▼▼▼

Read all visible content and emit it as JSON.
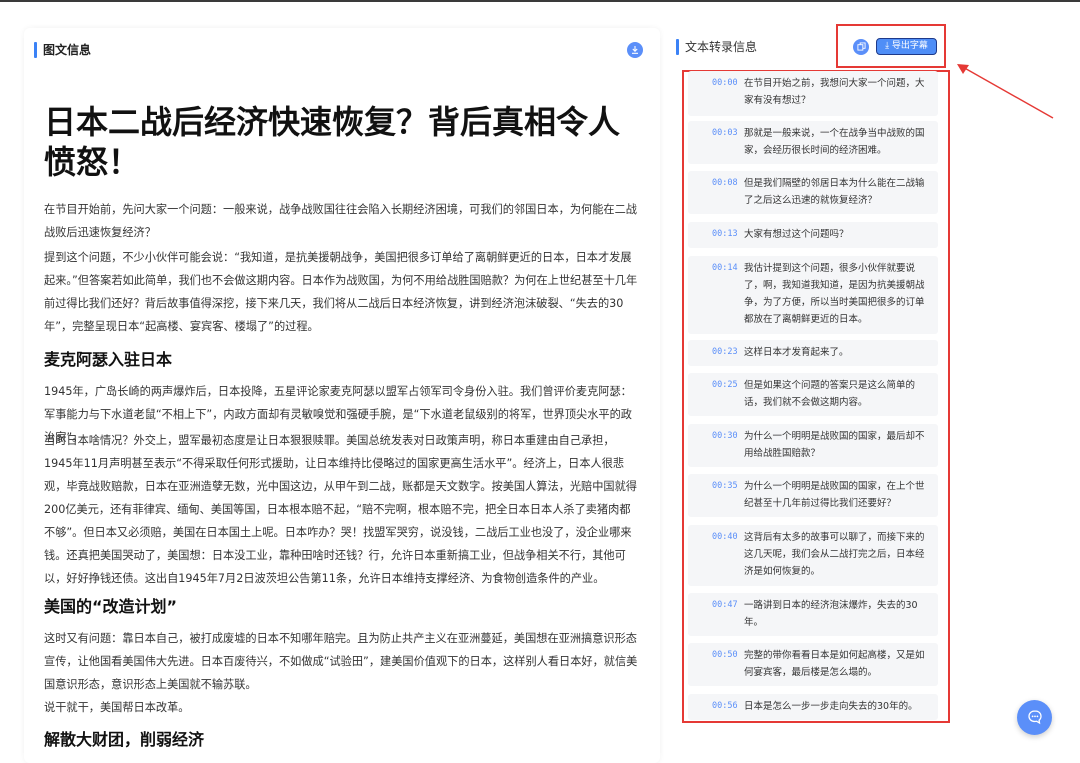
{
  "left_panel": {
    "title": "图文信息",
    "download_icon": "download-icon"
  },
  "article": {
    "title": "日本二战后经济快速恢复？背后真相令人愤怒！",
    "paragraphs": [
      "在节目开始前，先问大家一个问题：一般来说，战争战败国往往会陷入长期经济困境，可我们的邻国日本，为何能在二战战败后迅速恢复经济？",
      "提到这个问题，不少小伙伴可能会说：“我知道，是抗美援朝战争，美国把很多订单给了离朝鲜更近的日本，日本才发展起来。”但答案若如此简单，我们也不会做这期内容。日本作为战败国，为何不用给战胜国赔款？为何在上世纪甚至十几年前过得比我们还好？背后故事值得深挖，接下来几天，我们将从二战后日本经济恢复，讲到经济泡沫破裂、“失去的30年”，完整呈现日本“起高楼、宴宾客、楼塌了”的过程。",
      "1945年，广岛长崎的两声爆炸后，日本投降，五星评论家麦克阿瑟以盟军占领军司令身份入驻。我们曾评价麦克阿瑟：军事能力与下水道老鼠“不相上下”，内政方面却有灵敏嗅觉和强硬手腕，是“下水道老鼠级别的将军，世界顶尖水平的政治家”。",
      "当时日本啥情况？外交上，盟军最初态度是让日本狠狠赎罪。美国总统发表对日政策声明，称日本重建由自己承担，1945年11月声明甚至表示“不得采取任何形式援助，让日本维持比侵略过的国家更高生活水平”。经济上，日本人很悲观，毕竟战败赔款，日本在亚洲造孽无数，光中国这边，从甲午到二战，账都是天文数字。按美国人算法，光赔中国就得200亿美元，还有菲律宾、缅甸、美国等国，日本根本赔不起，“赔不完啊，根本赔不完，把全日本日本人杀了卖猪肉都不够”。但日本又必须赔，美国在日本国土上呢。日本咋办？哭！找盟军哭穷，说没钱，二战后工业也没了，没企业哪来钱。还真把美国哭动了，美国想：日本没工业，靠种田啥时还钱？行，允许日本重新搞工业，但战争相关不行，其他可以，好好挣钱还债。这出自1945年7月2日波茨坦公告第11条，允许日本维持支撑经济、为食物创造条件的产业。",
      "这时又有问题：靠日本自己，被打成废墟的日本不知哪年赔完。且为防止共产主义在亚洲蔓延，美国想在亚洲搞意识形态宣传，让他国看美国伟大先进。日本百废待兴，不如做成“试验田”，建美国价值观下的日本，这样别人看日本好，就信美国意识形态，意识形态上美国就不输苏联。",
      "说干就干，美国帮日本改革。"
    ],
    "headings": [
      "麦克阿瑟入驻日本",
      "美国的“改造计划”",
      "解散大财团，削弱经济"
    ]
  },
  "transcript": {
    "title": "文本转录信息",
    "copy_icon": "copy-icon",
    "export_label": "导出字幕",
    "entries": [
      {
        "time": "00:00",
        "text": "在节目开始之前，我想问大家一个问题，大家有没有想过？"
      },
      {
        "time": "00:03",
        "text": "那就是一般来说，一个在战争当中战败的国家，会经历很长时间的经济困难。"
      },
      {
        "time": "00:08",
        "text": "但是我们隔壁的邻居日本为什么能在二战输了之后这么迅速的就恢复经济？"
      },
      {
        "time": "00:13",
        "text": "大家有想过这个问题吗？"
      },
      {
        "time": "00:14",
        "text": "我估计提到这个问题，很多小伙伴就要说了，啊，我知道我知道，是因为抗美援朝战争，为了方便，所以当时美国把很多的订单都放在了离朝鲜更近的日本。"
      },
      {
        "time": "00:23",
        "text": "这样日本才发育起来了。"
      },
      {
        "time": "00:25",
        "text": "但是如果这个问题的答案只是这么简单的话，我们就不会做这期内容。"
      },
      {
        "time": "00:30",
        "text": "为什么一个明明是战败国的国家，最后却不用给战胜国赔款？"
      },
      {
        "time": "00:35",
        "text": "为什么一个明明是战败国的国家，在上个世纪甚至十几年前过得比我们还要好？"
      },
      {
        "time": "00:40",
        "text": "这背后有太多的故事可以聊了，而接下来的这几天呢，我们会从二战打完之后，日本经济是如何恢复的。"
      },
      {
        "time": "00:47",
        "text": "一路讲到日本的经济泡沫爆炸，失去的30年。"
      },
      {
        "time": "00:50",
        "text": "完整的带你看看日本是如何起高楼，又是如何宴宾客，最后楼是怎么塌的。"
      },
      {
        "time": "00:56",
        "text": "日本是怎么一步一步走向失去的30年的。"
      }
    ]
  },
  "chat_icon": "chat-icon",
  "colors": {
    "accent": "#5b8ff9",
    "highlight": "#e53935"
  }
}
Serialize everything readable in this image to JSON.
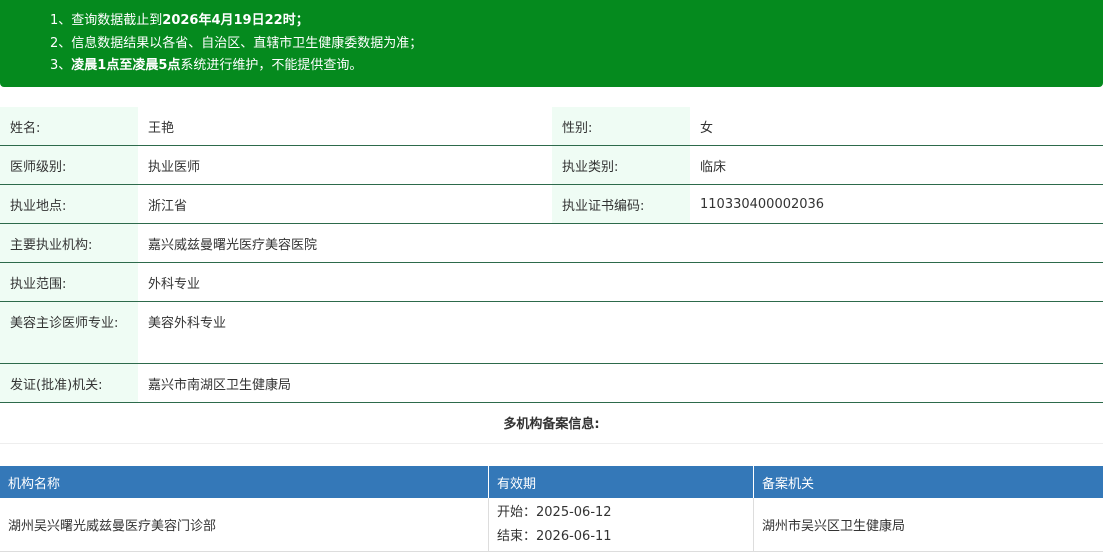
{
  "notice": {
    "line1_prefix": "1、查询数据截止到",
    "line1_bold": "2026年4月19日22时",
    "line1_suffix": "；",
    "line2": "2、信息数据结果以各省、自治区、直辖市卫生健康委数据为准；",
    "line3_prefix": "3、",
    "line3_bold": "凌晨1点至凌晨5点",
    "line3_suffix": "系统进行维护，不能提供查询。"
  },
  "doctor": {
    "name_label": "姓名:",
    "name": "王艳",
    "gender_label": "性别:",
    "gender": "女",
    "level_label": "医师级别:",
    "level": "执业医师",
    "category_label": "执业类别:",
    "category": "临床",
    "location_label": "执业地点:",
    "location": "浙江省",
    "cert_label": "执业证书编码:",
    "cert": "110330400002036",
    "institution_label": "主要执业机构:",
    "institution": "嘉兴威兹曼曙光医疗美容医院",
    "scope_label": "执业范围:",
    "scope": "外科专业",
    "cosmetic_label": "美容主诊医师专业:",
    "cosmetic": "美容外科专业",
    "issuer_label": "发证(批准)机关:",
    "issuer": "嘉兴市南湖区卫生健康局"
  },
  "filing": {
    "title": "多机构备案信息:",
    "headers": [
      "机构名称",
      "有效期",
      "备案机关"
    ],
    "rows": [
      {
        "institution": "湖州吴兴曙光威兹曼医疗美容门诊部",
        "start": "开始：2025-06-12",
        "end": "结束：2026-06-11",
        "authority": "湖州市吴兴区卫生健康局"
      }
    ]
  },
  "colors": {
    "notice_bg": "#058a1e",
    "label_bg": "#effcf4",
    "table_header_bg": "#3478b8"
  }
}
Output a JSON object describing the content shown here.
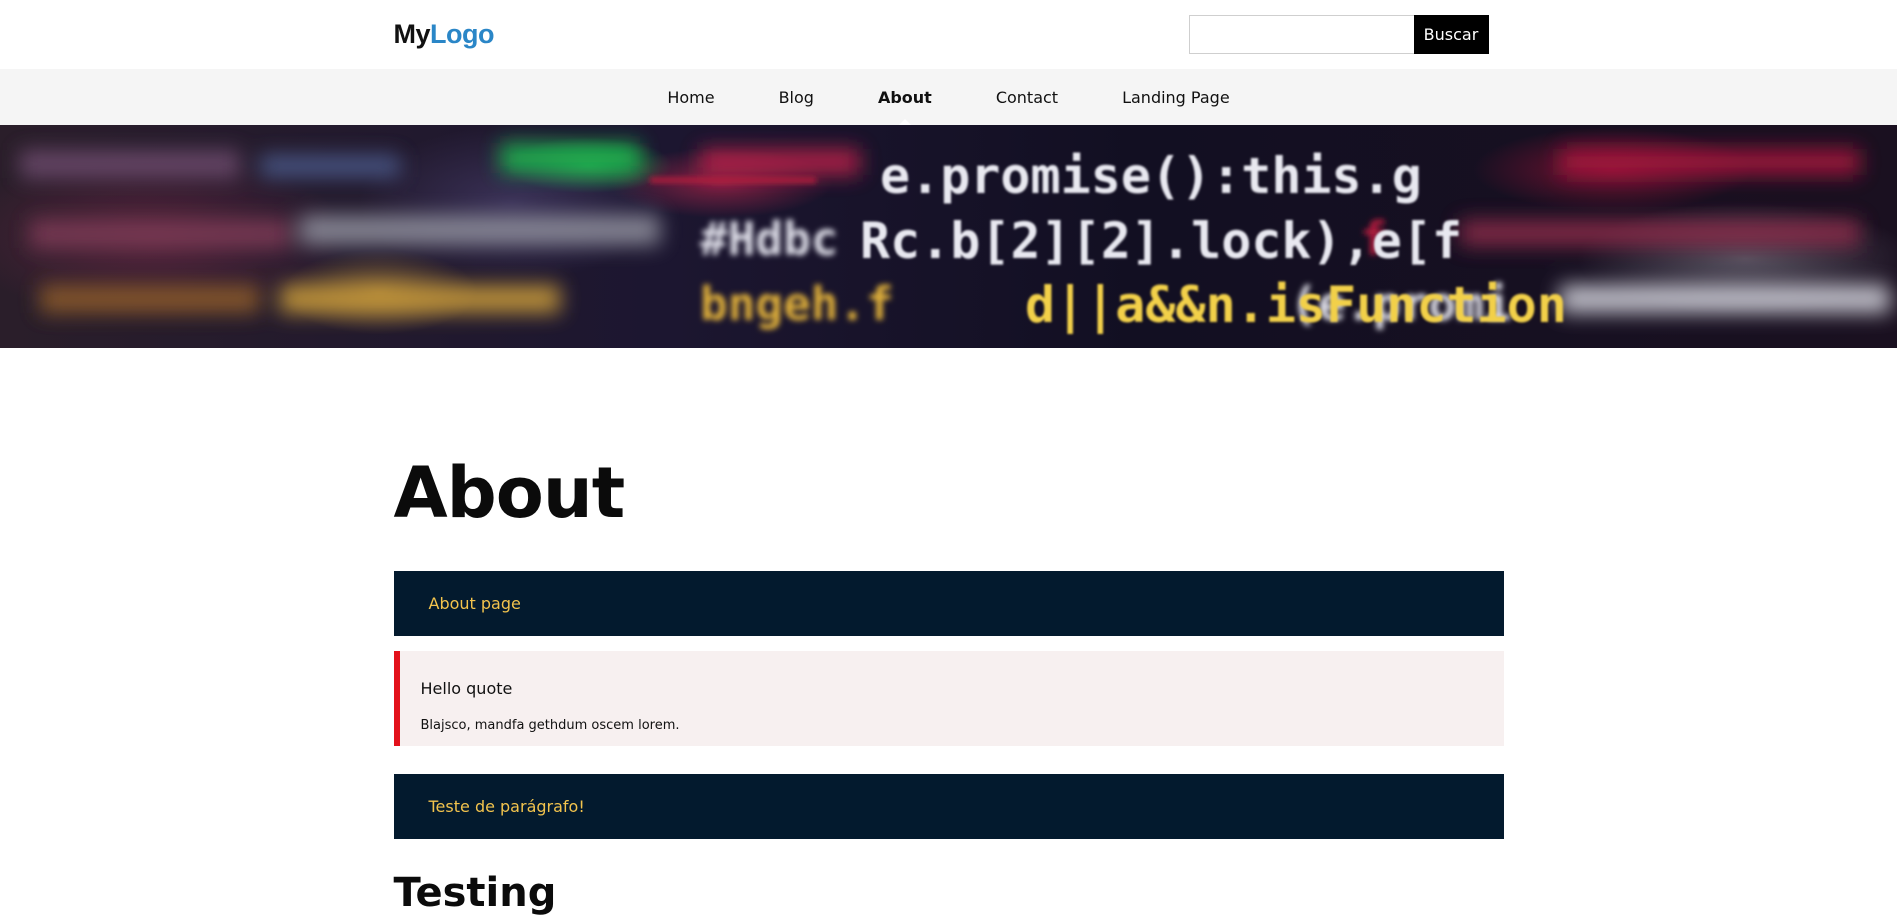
{
  "header": {
    "logo": {
      "part1": "My",
      "part2": "Logo"
    },
    "search": {
      "placeholder": "",
      "value": "",
      "button_label": "Buscar"
    }
  },
  "nav": {
    "items": [
      {
        "label": "Home",
        "active": false
      },
      {
        "label": "Blog",
        "active": false
      },
      {
        "label": "About",
        "active": true
      },
      {
        "label": "Contact",
        "active": false
      },
      {
        "label": "Landing Page",
        "active": false
      }
    ]
  },
  "hero": {
    "code_lines": [
      "e.promise():this.g",
      "Rc.b[2][2].lock),e[f",
      "d||a&&n.isFunction"
    ]
  },
  "main": {
    "title": "About",
    "box1": {
      "text": "About page"
    },
    "quote": {
      "title": "Hello quote",
      "text": "Blajsco, mandfa gethdum oscem lorem."
    },
    "box2": {
      "text": "Teste de parágrafo!"
    },
    "section_heading": "Testing"
  },
  "colors": {
    "logo_accent": "#2a86c7",
    "dark_box": "#031a2e",
    "dark_box_text": "#f2c34d",
    "quote_bar": "#e3111b",
    "quote_bg": "#f7f0f0",
    "nav_bg": "#f5f5f5",
    "button_bg": "#000000"
  }
}
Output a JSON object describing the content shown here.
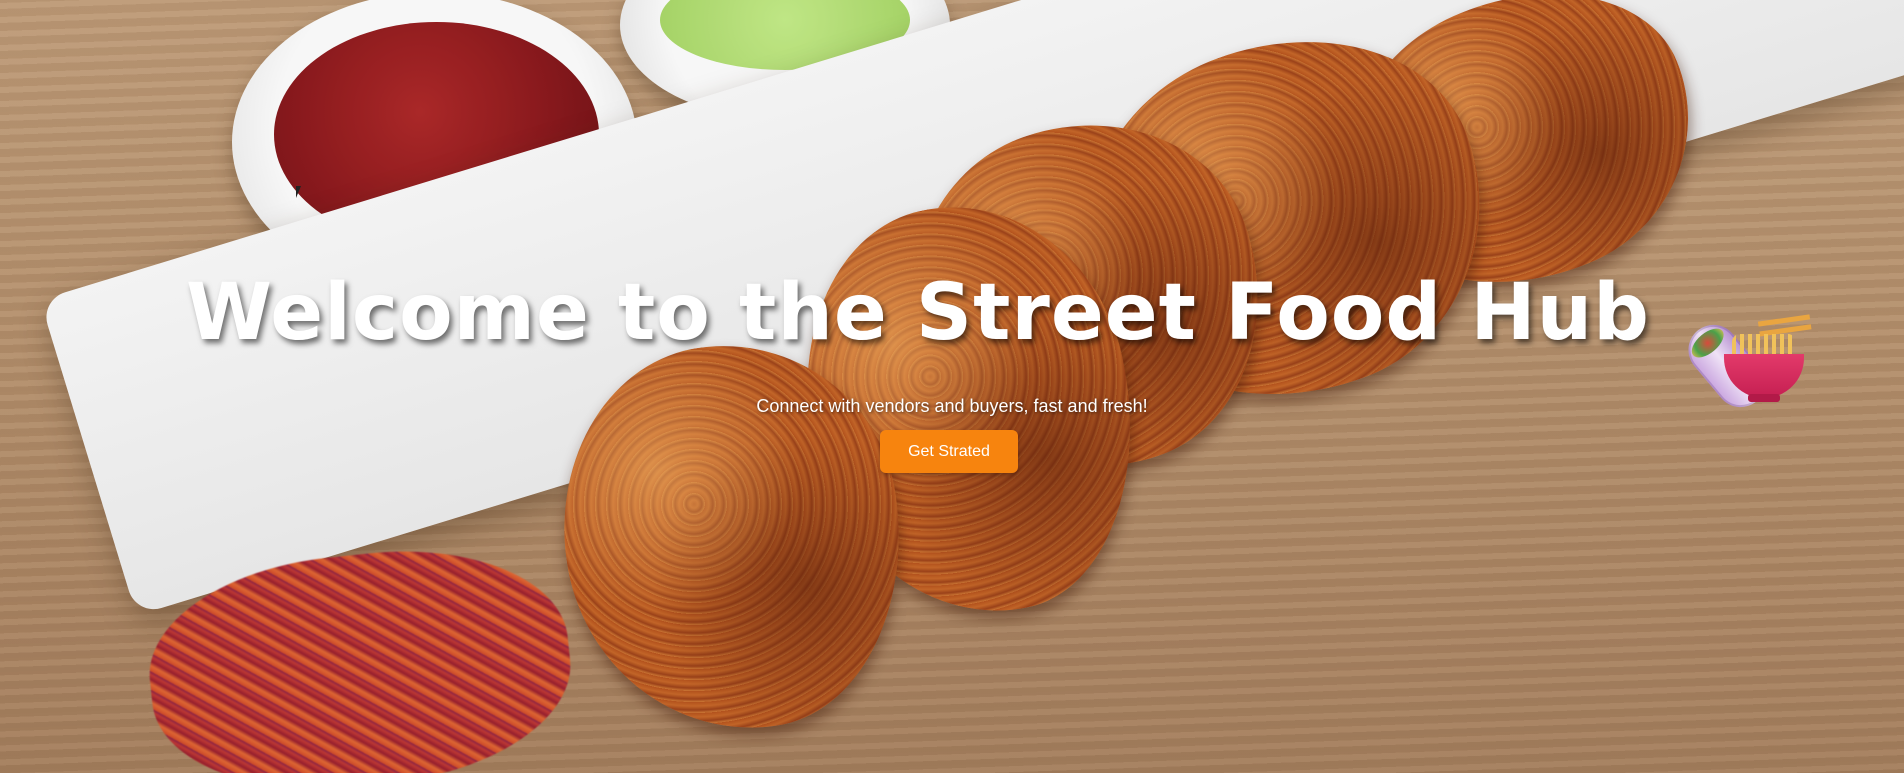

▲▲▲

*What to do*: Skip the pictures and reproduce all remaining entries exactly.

*Answer for this exercise*:
Read all visible content and emit it as JSON.
{
  "left_panel": {
    "title": "图文信息",
    "download_icon": "download-icon"
  },
  "article": {
    "title": "日本二战后经济快速恢复？背后真相令人愤怒！",
    "paragraphs": [
      "在节目开始前，先问大家一个问题：一般来说，战争战败国往往会陷入长期经济困境，可我们的邻国日本，为何能在二战战败后迅速恢复经济？",
      "提到这个问题，不少小伙伴可能会说：“我知道，是抗美援朝战争，美国把很多订单给了离朝鲜更近的日本，日本才发展起来。”但答案若如此简单，我们也不会做这期内容。日本作为战败国，为何不用给战胜国赔款？为何在上世纪甚至十几年前过得比我们还好？背后故事值得深挖，接下来几天，我们将从二战后日本经济恢复，讲到经济泡沫破裂、“失去的30年”，完整呈现日本“起高楼、宴宾客、楼塌了”的过程。",
      "1945年，广岛长崎的两声爆炸后，日本投降，五星评论家麦克阿瑟以盟军占领军司令身份入驻。我们曾评价麦克阿瑟：军事能力与下水道老鼠“不相上下”，内政方面却有灵敏嗅觉和强硬手腕，是“下水道老鼠级别的将军，世界顶尖水平的政治家”。",
      "当时日本啥情况？外交上，盟军最初态度是让日本狠狠赎罪。美国总统发表对日政策声明，称日本重建由自己承担，1945年11月声明甚至表示“不得采取任何形式援助，让日本维持比侵略过的国家更高生活水平”。经济上，日本人很悲观，毕竟战败赔款，日本在亚洲造孽无数，光中国这边，从甲午到二战，账都是天文数字。按美国人算法，光赔中国就得200亿美元，还有菲律宾、缅甸、美国等国，日本根本赔不起，“赔不完啊，根本赔不完，把全日本日本人杀了卖猪肉都不够”。但日本又必须赔，美国在日本国土上呢。日本咋办？哭！找盟军哭穷，说没钱，二战后工业也没了，没企业哪来钱。还真把美国哭动了，美国想：日本没工业，靠种田啥时还钱？行，允许日本重新搞工业，但战争相关不行，其他可以，好好挣钱还债。这出自1945年7月2日波茨坦公告第11条，允许日本维持支撑经济、为食物创造条件的产业。",
      "这时又有问题：靠日本自己，被打成废墟的日本不知哪年赔完。且为防止共产主义在亚洲蔓延，美国想在亚洲搞意识形态宣传，让他国看美国伟大先进。日本百废待兴，不如做成“试验田”，建美国价值观下的日本，这样别人看日本好，就信美国意识形态，意识形态上美国就不输苏联。",
      "说干就干，美国帮日本改革。"
    ],
    "headings": [
      "麦克阿瑟入驻日本",
      "美国的“改造计划”",
      "解散大财团，削弱经济"
    ]
  },
  "transcript": {
    "title": "文本转录信息",
    "copy_icon": "copy-icon",
    "export_label": "导出字幕",
    "entries": [
      {
        "time": "00:00",
        "text": "在节目开始之前，我想问大家一个问题，大家有没有想过？"
      },
      {
        "time": "00:03",
        "text": "那就是一般来说，一个在战争当中战败的国家，会经历很长时间的经济困难。"
      },
      {
        "time": "00:08",
        "text": "但是我们隔壁的邻居日本为什么能在二战输了之后这么迅速的就恢复经济？"
      },
      {
        "time": "00:13",
        "text": "大家有想过这个问题吗？"
      },
      {
        "time": "00:14",
        "text": "我估计提到这个问题，很多小伙伴就要说了，啊，我知道我知道，是因为抗美援朝战争，为了方便，所以当时美国把很多的订单都放在了离朝鲜更近的日本。"
      },
      {
        "time": "00:23",
        "text": "这样日本才发育起来了。"
      },
      {
        "time": "00:25",
        "text": "但是如果这个问题的答案只是这么简单的话，我们就不会做这期内容。"
      },
      {
        "time": "00:30",
        "text": "为什么一个明明是战败国的国家，最后却不用给战胜国赔款？"
      },
      {
        "time": "00:35",
        "text": "为什么一个明明是战败国的国家，在上个世纪甚至十几年前过得比我们还要好？"
      },
      {
        "time": "00:40",
        "text": "这背后有太多的故事可以聊了，而接下来的这几天呢，我们会从二战打完之后，日本经济是如何恢复的。"
      },
      {
        "time": "00:47",
        "text": "一路讲到日本的经济泡沫爆炸，失去的30年。"
      },
      {
        "time": "00:50",
        "text": "完整的带你看看日本是如何起高楼，又是如何宴宾客，最后楼是怎么塌的。"
      },
      {
        "time": "00:56",
        "text": "日本是怎么一步一步走向失去的30年的。"
      }
    ]
  },
  "chat_icon": "chat-icon",
  "colors": {
    "accent": "#5b8ff9",
    "highlight": "#e53935"
  }
}
Serialize everything readable in this image to JSON.
{
  "notice": {
    "line1_prefix": "1、查询数据截止到",
    "line1_bold": "2026年4月19日22时",
    "line1_suffix": "；",
    "line2": "2、信息数据结果以各省、自治区、直辖市卫生健康委数据为准；",
    "line3_prefix": "3、",
    "line3_bold": "凌晨1点至凌晨5点",
    "line3_suffix": "系统进行维护，不能提供查询。"
  },
  "doctor": {
    "name_label": "姓名:",
    "name": "王艳",
    "gender_label": "性别:",
    "gender": "女",
    "level_label": "医师级别:",
    "level": "执业医师",
    "category_label": "执业类别:",
    "category": "临床",
    "location_label": "执业地点:",
    "location": "浙江省",
    "cert_label": "执业证书编码:",
    "cert": "110330400002036",
    "institution_label": "主要执业机构:",
    "institution": "嘉兴威兹曼曙光医疗美容医院",
    "scope_label": "执业范围:",
    "scope": "外科专业",
    "cosmetic_label": "美容主诊医师专业:",
    "cosmetic": "美容外科专业",
    "issuer_label": "发证(批准)机关:",
    "issuer": "嘉兴市南湖区卫生健康局"
  },
  "filing": {
    "title": "多机构备案信息:",
    "headers": [
      "机构名称",
      "有效期",
      "备案机关"
    ],
    "rows": [
      {
        "institution": "湖州吴兴曙光威兹曼医疗美容门诊部",
        "start": "开始：2025-06-12",
        "end": "结束：2026-06-11",
        "authority": "湖州市吴兴区卫生健康局"
      }
    ]
  },
  "colors": {
    "notice_bg": "#058a1e",
    "label_bg": "#effcf4",
    "table_header_bg": "#3478b8"
  }
}
Output a JSON object describing the content shown here.
{
  "header": {
    "logo": {
      "part1": "My",
      "part2": "Logo"
    },
    "search": {
      "placeholder": "",
      "value": "",
      "button_label": "Buscar"
    }
  },
  "nav": {
    "items": [
      {
        "label": "Home",
        "active": false
      },
      {
        "label": "Blog",
        "active": false
      },
      {
        "label": "About",
        "active": true
      },
      {
        "label": "Contact",
        "active": false
      },
      {
        "label": "Landing Page",
        "active": false
      }
    ]
  },
  "hero": {
    "code_lines": [
      "e.promise():this.g",
      "Rc.b[2][2].lock),e[f",
      "d||a&&n.isFunction"
    ]
  },
  "main": {
    "title": "About",
    "box1": {
      "text": "About page"
    },
    "quote": {
      "title": "Hello quote",
      "text": "Blajsco, mandfa gethdum oscem lorem."
    },
    "box2": {
      "text": "Teste de parágrafo!"
    },
    "section_heading": "Testing"
  },
  "colors": {
    "logo_accent": "#2a86c7",
    "dark_box": "#031a2e",
    "dark_box_text": "#f2c34d",
    "quote_bar": "#e3111b",
    "quote_bg": "#f7f0f0",
    "nav_bg": "#f5f5f5",
    "button_bg": "#000000"
  }
}
Output a JSON object describing the content shown here.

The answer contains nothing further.